▶ [Task directions]: Your answer should be the records, restated word for word.

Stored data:
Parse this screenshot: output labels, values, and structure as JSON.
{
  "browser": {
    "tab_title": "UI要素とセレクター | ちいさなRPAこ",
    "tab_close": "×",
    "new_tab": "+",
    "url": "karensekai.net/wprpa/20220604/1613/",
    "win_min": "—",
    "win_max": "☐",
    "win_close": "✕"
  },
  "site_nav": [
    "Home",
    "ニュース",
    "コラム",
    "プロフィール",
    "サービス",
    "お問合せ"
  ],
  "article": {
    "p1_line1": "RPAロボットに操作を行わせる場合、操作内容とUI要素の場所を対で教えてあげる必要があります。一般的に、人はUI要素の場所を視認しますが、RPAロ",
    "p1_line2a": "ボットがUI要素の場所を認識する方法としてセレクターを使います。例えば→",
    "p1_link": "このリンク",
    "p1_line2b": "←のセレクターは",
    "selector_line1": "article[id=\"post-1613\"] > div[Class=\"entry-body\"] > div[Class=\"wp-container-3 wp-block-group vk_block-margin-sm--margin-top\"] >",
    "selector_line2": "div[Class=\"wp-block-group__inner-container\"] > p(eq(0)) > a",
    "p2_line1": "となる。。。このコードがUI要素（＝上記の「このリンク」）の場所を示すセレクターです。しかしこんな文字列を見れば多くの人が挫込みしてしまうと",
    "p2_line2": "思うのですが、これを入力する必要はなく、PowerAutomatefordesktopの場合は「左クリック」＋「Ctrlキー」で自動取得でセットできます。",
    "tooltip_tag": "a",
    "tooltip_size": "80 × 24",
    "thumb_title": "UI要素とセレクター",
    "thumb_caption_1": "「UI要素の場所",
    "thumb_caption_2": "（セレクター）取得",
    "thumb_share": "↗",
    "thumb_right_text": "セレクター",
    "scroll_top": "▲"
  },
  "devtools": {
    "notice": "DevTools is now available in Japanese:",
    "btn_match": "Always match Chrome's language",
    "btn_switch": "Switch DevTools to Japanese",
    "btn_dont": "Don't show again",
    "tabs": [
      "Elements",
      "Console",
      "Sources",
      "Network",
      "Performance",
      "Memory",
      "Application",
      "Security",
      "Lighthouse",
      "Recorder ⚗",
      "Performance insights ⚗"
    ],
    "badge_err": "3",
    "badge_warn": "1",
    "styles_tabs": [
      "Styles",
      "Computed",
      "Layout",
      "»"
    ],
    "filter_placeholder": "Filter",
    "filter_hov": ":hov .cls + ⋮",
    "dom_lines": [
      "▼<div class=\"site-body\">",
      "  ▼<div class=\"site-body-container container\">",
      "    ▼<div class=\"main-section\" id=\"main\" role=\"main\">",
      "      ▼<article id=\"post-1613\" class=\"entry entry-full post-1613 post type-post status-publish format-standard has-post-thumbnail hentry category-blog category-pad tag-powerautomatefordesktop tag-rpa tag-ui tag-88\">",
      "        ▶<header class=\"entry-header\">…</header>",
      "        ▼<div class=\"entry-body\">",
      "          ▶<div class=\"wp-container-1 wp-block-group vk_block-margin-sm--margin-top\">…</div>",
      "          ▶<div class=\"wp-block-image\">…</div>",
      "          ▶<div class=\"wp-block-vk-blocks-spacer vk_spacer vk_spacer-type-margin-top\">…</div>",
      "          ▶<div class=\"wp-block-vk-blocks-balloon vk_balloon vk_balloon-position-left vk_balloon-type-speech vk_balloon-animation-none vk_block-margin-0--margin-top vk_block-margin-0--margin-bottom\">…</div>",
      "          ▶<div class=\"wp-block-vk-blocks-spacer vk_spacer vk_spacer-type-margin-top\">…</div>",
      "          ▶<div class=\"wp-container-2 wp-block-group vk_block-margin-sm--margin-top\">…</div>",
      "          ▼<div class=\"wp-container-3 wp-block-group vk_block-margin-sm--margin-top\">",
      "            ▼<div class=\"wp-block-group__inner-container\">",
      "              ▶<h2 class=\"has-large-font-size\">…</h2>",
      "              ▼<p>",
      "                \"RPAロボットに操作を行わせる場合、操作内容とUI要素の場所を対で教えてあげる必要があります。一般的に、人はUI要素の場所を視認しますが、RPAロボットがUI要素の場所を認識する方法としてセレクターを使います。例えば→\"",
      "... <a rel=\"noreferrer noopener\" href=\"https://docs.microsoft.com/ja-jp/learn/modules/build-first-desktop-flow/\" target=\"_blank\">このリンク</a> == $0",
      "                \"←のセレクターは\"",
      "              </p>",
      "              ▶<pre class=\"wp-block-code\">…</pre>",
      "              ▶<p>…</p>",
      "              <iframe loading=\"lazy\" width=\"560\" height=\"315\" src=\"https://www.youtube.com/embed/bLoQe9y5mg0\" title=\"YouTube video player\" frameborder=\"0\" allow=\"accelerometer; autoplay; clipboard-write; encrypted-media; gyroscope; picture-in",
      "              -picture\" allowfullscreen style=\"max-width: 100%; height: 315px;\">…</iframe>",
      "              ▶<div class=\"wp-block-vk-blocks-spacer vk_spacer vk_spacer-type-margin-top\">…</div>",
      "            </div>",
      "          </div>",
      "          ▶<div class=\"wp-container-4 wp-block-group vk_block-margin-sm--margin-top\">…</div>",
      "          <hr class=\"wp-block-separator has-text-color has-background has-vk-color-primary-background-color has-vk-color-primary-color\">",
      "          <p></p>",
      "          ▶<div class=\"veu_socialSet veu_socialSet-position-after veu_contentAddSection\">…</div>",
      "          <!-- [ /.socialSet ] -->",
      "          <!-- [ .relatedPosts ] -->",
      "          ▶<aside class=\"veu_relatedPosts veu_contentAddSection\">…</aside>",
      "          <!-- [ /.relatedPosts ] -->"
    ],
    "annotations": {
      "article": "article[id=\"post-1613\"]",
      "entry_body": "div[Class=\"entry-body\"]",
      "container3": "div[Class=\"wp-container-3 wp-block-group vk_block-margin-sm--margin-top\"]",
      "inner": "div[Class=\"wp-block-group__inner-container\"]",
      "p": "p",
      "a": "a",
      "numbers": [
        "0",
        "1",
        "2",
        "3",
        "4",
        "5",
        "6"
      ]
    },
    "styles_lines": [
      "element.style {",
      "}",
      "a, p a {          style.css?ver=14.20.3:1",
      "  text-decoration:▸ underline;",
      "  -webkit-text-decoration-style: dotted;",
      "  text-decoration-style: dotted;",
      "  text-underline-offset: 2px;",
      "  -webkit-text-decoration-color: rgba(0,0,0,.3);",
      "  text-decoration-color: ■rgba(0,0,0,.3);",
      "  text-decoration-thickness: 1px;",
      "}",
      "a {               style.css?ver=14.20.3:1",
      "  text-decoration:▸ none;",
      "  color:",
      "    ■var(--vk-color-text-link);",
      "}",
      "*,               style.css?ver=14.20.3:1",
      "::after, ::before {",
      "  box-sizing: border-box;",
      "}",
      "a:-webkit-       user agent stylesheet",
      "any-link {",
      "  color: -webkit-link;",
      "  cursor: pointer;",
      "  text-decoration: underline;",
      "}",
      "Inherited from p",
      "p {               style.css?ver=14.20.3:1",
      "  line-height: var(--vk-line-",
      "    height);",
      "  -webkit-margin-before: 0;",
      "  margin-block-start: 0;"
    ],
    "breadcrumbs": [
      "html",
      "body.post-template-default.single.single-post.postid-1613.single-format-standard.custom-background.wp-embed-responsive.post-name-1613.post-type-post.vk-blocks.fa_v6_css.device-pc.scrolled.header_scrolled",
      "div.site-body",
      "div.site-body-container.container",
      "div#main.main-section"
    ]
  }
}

▶ [Result of this task]:
Parse this screenshot: output labels, values, and structure as JSON.
{
  "browser": {
    "tab_title": "UI要素とセレクター | ちいさなRPAこ",
    "tab_close": "×",
    "new_tab": "+",
    "url": "karensekai.net/wprpa/20220604/1613/",
    "win_min": "—",
    "win_max": "☐",
    "win_close": "✕"
  },
  "site_nav": [
    "Home",
    "ニュース",
    "コラム",
    "プロフィール",
    "サービス",
    "お問合せ"
  ],
  "article": {
    "p1_line1": "RPAロボットに操作を行わせる場合、操作内容とUI要素の場所を対で教えてあげる必要があります。一般的に、人はUI要素の場所を視認しますが、RPAロ",
    "p1_line2a": "ボットがUI要素の場所を認識する方法としてセレクターを使います。例えば→",
    "p1_link": "このリンク",
    "p1_line2b": "←のセレクターは",
    "selector_line1": "article[id=\"post-1613\"] > div[Class=\"entry-body\"] > div[Class=\"wp-container-3 wp-block-group vk_block-margin-sm--margin-top\"] >",
    "selector_line2": "div[Class=\"wp-block-group__inner-container\"] > p(eq(0)) > a",
    "p2_line1": "となる。。。このコードがUI要素（＝上記の「このリンク」）の場所を示すセレクターです。しかしこんな文字列を見れば多くの人が挫込みしてしまうと",
    "p2_line2": "思うのですが、これを入力する必要はなく、PowerAutomatefordesktopの場合は「左クリック」＋「Ctrlキー」で自動取得でセットできます。",
    "tooltip_tag": "a",
    "tooltip_size": "80 × 24",
    "thumb_title": "UI要素とセレクター",
    "thumb_caption_1": "「UI要素の場所",
    "thumb_caption_2": "（セレクター）取得",
    "thumb_share": "↗",
    "thumb_right_text": "セレクター",
    "scroll_top": "▲"
  },
  "devtools": {
    "notice": "DevTools is now available in Japanese:",
    "btn_match": "Always match Chrome's language",
    "btn_switch": "Switch DevTools to Japanese",
    "btn_dont": "Don't show again",
    "tabs": [
      "Elements",
      "Console",
      "Sources",
      "Network",
      "Performance",
      "Memory",
      "Application",
      "Security",
      "Lighthouse",
      "Recorder ⚗",
      "Performance insights ⚗"
    ],
    "badge_err": "3",
    "badge_warn": "1",
    "styles_tabs": [
      "Styles",
      "Computed",
      "Layout",
      "»"
    ],
    "filter_placeholder": "Filter",
    "filter_hov": ":hov .cls + ⋮",
    "dom_lines": [
      "▼<div class=\"site-body\">",
      "  ▼<div class=\"site-body-container container\">",
      "    ▼<div class=\"main-section\" id=\"main\" role=\"main\">",
      "      ▼<article id=\"post-1613\" class=\"entry entry-full post-1613 post type-post status-publish format-standard has-post-thumbnail hentry category-blog category-pad tag-powerautomatefordesktop tag-rpa tag-ui tag-88\">",
      "        ▶<header class=\"entry-header\">…</header>",
      "        ▼<div class=\"entry-body\">",
      "          ▶<div class=\"wp-container-1 wp-block-group vk_block-margin-sm--margin-top\">…</div>",
      "          ▶<div class=\"wp-block-image\">…</div>",
      "          ▶<div class=\"wp-block-vk-blocks-spacer vk_spacer vk_spacer-type-margin-top\">…</div>",
      "          ▶<div class=\"wp-block-vk-blocks-balloon vk_balloon vk_balloon-position-left vk_balloon-type-speech vk_balloon-animation-none vk_block-margin-0--margin-top vk_block-margin-0--margin-bottom\">…</div>",
      "          ▶<div class=\"wp-block-vk-blocks-spacer vk_spacer vk_spacer-type-margin-top\">…</div>",
      "          ▶<div class=\"wp-container-2 wp-block-group vk_block-margin-sm--margin-top\">…</div>",
      "          ▼<div class=\"wp-container-3 wp-block-group vk_block-margin-sm--margin-top\">",
      "            ▼<div class=\"wp-block-group__inner-container\">",
      "              ▶<h2 class=\"has-large-font-size\">…</h2>",
      "              ▼<p>",
      "                \"RPAロボットに操作を行わせる場合、操作内容とUI要素の場所を対で教えてあげる必要があります。一般的に、人はUI要素の場所を視認しますが、RPAロボットがUI要素の場所を認識する方法としてセレクターを使います。例えば→\"",
      "... <a rel=\"noreferrer noopener\" href=\"https://docs.microsoft.com/ja-jp/learn/modules/build-first-desktop-flow/\" target=\"_blank\">このリンク</a> == $0",
      "                \"←のセレクターは\"",
      "              </p>",
      "              ▶<pre class=\"wp-block-code\">…</pre>",
      "              ▶<p>…</p>",
      "              <iframe loading=\"lazy\" width=\"560\" height=\"315\" src=\"https://www.youtube.com/embed/bLoQe9y5mg0\" title=\"YouTube video player\" frameborder=\"0\" allow=\"accelerometer; autoplay; clipboard-write; encrypted-media; gyroscope; picture-in",
      "              -picture\" allowfullscreen style=\"max-width: 100%; height: 315px;\">…</iframe>",
      "              ▶<div class=\"wp-block-vk-blocks-spacer vk_spacer vk_spacer-type-margin-top\">…</div>",
      "            </div>",
      "          </div>",
      "          ▶<div class=\"wp-container-4 wp-block-group vk_block-margin-sm--margin-top\">…</div>",
      "          <hr class=\"wp-block-separator has-text-color has-background has-vk-color-primary-background-color has-vk-color-primary-color\">",
      "          <p></p>",
      "          ▶<div class=\"veu_socialSet veu_socialSet-position-after veu_contentAddSection\">…</div>",
      "          <!-- [ /.socialSet ] -->",
      "          <!-- [ .relatedPosts ] -->",
      "          ▶<aside class=\"veu_relatedPosts veu_contentAddSection\">…</aside>",
      "          <!-- [ /.relatedPosts ] -->"
    ],
    "annotations": {
      "article": "article[id=\"post-1613\"]",
      "entry_body": "div[Class=\"entry-body\"]",
      "container3": "div[Class=\"wp-container-3 wp-block-group vk_block-margin-sm--margin-top\"]",
      "inner": "div[Class=\"wp-block-group__inner-container\"]",
      "p": "p",
      "a": "a",
      "numbers": [
        "0",
        "1",
        "2",
        "3",
        "4",
        "5",
        "6"
      ]
    },
    "styles_lines": [
      "element.style {",
      "}",
      "a, p a {          style.css?ver=14.20.3:1",
      "  text-decoration:▸ underline;",
      "  -webkit-text-decoration-style: dotted;",
      "  text-decoration-style: dotted;",
      "  text-underline-offset: 2px;",
      "  -webkit-text-decoration-color: rgba(0,0,0,.3);",
      "  text-decoration-color: ■rgba(0,0,0,.3);",
      "  text-decoration-thickness: 1px;",
      "}",
      "a {               style.css?ver=14.20.3:1",
      "  text-decoration:▸ none;",
      "  color:",
      "    ■var(--vk-color-text-link);",
      "}",
      "*,               style.css?ver=14.20.3:1",
      "::after, ::before {",
      "  box-sizing: border-box;",
      "}",
      "a:-webkit-       user agent stylesheet",
      "any-link {",
      "  color: -webkit-link;",
      "  cursor: pointer;",
      "  text-decoration: underline;",
      "}",
      "Inherited from p",
      "p {               style.css?ver=14.20.3:1",
      "  line-height: var(--vk-line-",
      "    height);",
      "  -webkit-margin-before: 0;",
      "  margin-block-start: 0;"
    ],
    "breadcrumbs": [
      "html",
      "body.post-template-default.single.single-post.postid-1613.single-format-standard.custom-background.wp-embed-responsive.post-name-1613.post-type-post.vk-blocks.fa_v6_css.device-pc.scrolled.header_scrolled",
      "div.site-body",
      "div.site-body-container.container",
      "div#main.main-section"
    ]
  }
}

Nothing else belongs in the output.